Remember language comes from this.
Remember the dance language is, that life is.
Remember.


About the image:  The postcard above was sent to me by HannahsMommy07 on swap-bot for a “Postcards with a Prompt” swap. I have no information about the artist, but this postcard has been waiting to be shared for almost two years. Eek!

Why Wait? I Look Good in Purple

We head into the weekend with English poet Jenny Joseph’s 1961 poem, “Warning,” which illustrates what we’d all [?} like to be–free and unhampered by society’s notions of propriety.

Warning
Jenny Joseph

When I am an old woman I shall wear purple
With a red hat which doesn’t go, and doesn’t suit me.
And I shall spend my pension on brandy and summer gloves
And satin sandals, and say we’ve no money for butter.
I shall sit down on the pavement when I’m tired
And gobble up samples in shops and press alarm bells
And run my stick along the public railings
And make up for the sobriety of my youth.
I shall go out in my slippers in the rain
And pick flowers in other people’s gardens
And learn to spit.

You can wear terrible shirts and grow more fat
And eat three pounds of sausages at a go
Or only bread and pickle for a week
And hoard pens and pencils and beermats and things in boxes.

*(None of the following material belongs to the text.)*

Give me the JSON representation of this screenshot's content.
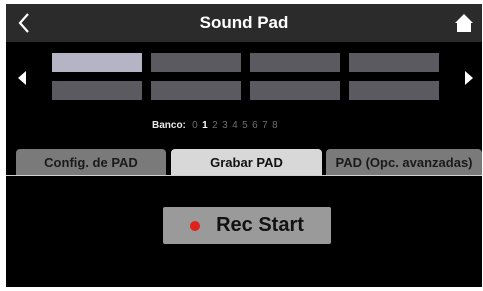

But now we must have clothes that keep us dry
And pay our rent and not swear in the street
And set a good example for the children.
We must have friends to dinner and read the papers.

But maybe I ought to practice a little now?
So people who know me are not too shocked and surprised
When suddenly I am old, and start to wear purple.

I read somewhere that Joseph, who was 29 when she wrote the poem, never wore purple because she felt she looked terrible in purple. Unlike her, I wear lots of purple and I look good in it! 😀


About the image: When I shared the sunflowers a few days ago, I mentioned that my Love Notes friend, Eileen V, had enclosed a special treat. The image above–a well executed copy of a souvenir cover of the poem–was drawn inside the card! Isn’t it fun?